Shakespeare was right to create new words for the English language. Lacking adequate description, our words are hopelessly vague. One of our laziest representations is the word “can’t.” In the French language, there are two words to our one. Pouvoir is the direct translation you would receive from a dictionary for our word “can.” Conjugated, I can becomes je peux. I can’t becomes je ne peux pas.
However, live in France and you would find that this verb is rarely used. The direct translation of “I can’t” is reserved for things that are physically impossible, instances that truly cannot be. It is not watered down or weak, it is for direct situations where there is a physical impossibility. All other times, the verb arriver is used or another weaker form of expression. A child cries over too difficult homework, je n’arrive pas. Can’t get a jar open, je n’arrive pas. Can’t find a pencil, je n’arrive pas. Can’t understand something, je n’arrive pas de comprendre. Or, in place of a lesser form of can’t, they simply use don’t. Instead of saying “I can’t find a pencil,” they would use, “I’m not finding a pencil.” Or “I can’t understand,” becomes “I don’t understand” or “I’m not understanding.” Their form of “can’t” is reserved for specific situations. When you truly use “I can’t” or “je ne peux pas,” it means something.
Our “can’t” has lost its value. So much of our use of “I can’t” is a replacement of “I won’t.”
- “I can’t go tonight.”
- “I can’t be bothered with this.”
- “I just can’t put up this, I’m done.”
- “I can’t see why anyone would do that.”
- “I can’t stand that music.”
- “I can’t see them now, I don’t want to deal with it.”
With Aspergers, when you use “I can’t,” it doesn’t mean “I won’t.” It literally means “I can’t.” It means there are triggers and overwhelming stimuli making this utterly unbearable and unfeasible. Most likely, yes, I could physically do and complete these tasks. But I’m weighing the psychological costs that I carry afterward in the form of meltdowns and inescapable triggers, the level of extreme stress I will endure during those moments, and the added challenges I face making what is so simple and nonchalant to someone else, Mount Everest to me.
But often when I say, “I can’t,” even to my friends who know me the closest, even to my friend who understands Aspergers, I am taken aback by what those two words still seem to communicate. I am taken aback at how it is still interpreted like a choice—like I am being lazy, negative, uncooperative, irresponsible, or stupid.
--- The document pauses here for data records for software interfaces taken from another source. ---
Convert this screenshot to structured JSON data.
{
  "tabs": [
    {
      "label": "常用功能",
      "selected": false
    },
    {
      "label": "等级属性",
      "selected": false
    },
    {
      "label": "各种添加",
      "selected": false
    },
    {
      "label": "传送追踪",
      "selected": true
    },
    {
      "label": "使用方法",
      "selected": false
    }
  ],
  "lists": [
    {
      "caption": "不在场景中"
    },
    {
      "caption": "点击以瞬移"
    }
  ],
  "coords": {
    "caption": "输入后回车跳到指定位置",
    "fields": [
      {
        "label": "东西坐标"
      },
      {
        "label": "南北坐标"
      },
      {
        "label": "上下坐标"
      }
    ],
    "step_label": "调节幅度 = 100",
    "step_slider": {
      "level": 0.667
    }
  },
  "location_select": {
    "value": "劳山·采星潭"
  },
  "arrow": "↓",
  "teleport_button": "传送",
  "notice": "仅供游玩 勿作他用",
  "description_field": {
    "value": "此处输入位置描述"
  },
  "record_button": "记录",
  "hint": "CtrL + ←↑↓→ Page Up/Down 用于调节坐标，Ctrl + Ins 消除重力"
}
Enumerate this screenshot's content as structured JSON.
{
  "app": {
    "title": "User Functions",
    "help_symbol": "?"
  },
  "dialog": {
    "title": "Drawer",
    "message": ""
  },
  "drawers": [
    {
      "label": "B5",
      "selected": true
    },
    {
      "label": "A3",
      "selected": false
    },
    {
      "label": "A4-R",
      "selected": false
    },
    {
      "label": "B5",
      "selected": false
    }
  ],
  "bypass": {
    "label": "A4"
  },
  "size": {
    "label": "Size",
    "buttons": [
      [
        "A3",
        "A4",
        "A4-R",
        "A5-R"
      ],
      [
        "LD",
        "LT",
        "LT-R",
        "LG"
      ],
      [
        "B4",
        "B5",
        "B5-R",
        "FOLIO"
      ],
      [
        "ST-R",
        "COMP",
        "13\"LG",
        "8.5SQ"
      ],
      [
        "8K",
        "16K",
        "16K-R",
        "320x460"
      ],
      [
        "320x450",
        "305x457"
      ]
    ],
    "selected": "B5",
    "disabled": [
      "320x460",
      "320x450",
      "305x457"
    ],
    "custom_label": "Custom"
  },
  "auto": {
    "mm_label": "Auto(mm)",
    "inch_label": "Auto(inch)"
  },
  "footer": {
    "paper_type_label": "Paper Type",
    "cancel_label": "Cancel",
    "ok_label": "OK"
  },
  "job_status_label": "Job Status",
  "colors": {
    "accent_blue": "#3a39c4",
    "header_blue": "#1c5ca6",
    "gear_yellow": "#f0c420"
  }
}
What is not communicated is that I may agree with them, I may know that is the reasonable option, I may likely even want to do that thing because I understand it is best, I may want the benefits from it, I may have thought it a billion times over in my head, but all of this is entirely trumped, entirely overpowered by something beyond my control making this prospect morbidly unbearable down to my very bones.
Understand that my can’t is not the same as your can’t. My situations are not the same as your situations. My perspective is not the same as your perspective. Understand that I don’t want it to be this way. I don’t want to not be able to do things that I know benefit me and others. I don’t want to be stuck, halted, hiding from triggers, seeking an escape in my mind. Just understand that when I say, “I can’t,” it’s not to be taken lightly. It’s not to be shrugged off. It’s not to be a source of frustration. Just understand that if I could, I would.
So what to do, though? Respect that I really mean and feel like I can’t. Validate that there is something making it harder for me. Try to understand. Maybe even talk to me about why I feel that way, what is making me believe that this is an unbearable impossibility. Maybe even discuss ways to lighten the load. You can support and convince me; there’s been times where I’ve said and believed I couldn’t and it turned out to not be so bad. But just don’t pressure me or make me feel anything negative such as disappointment or frustration from your side. Chances are I already feel bad enough and pretty stressed. What I need from you is love, understanding, validation, and support. Love goes a long way.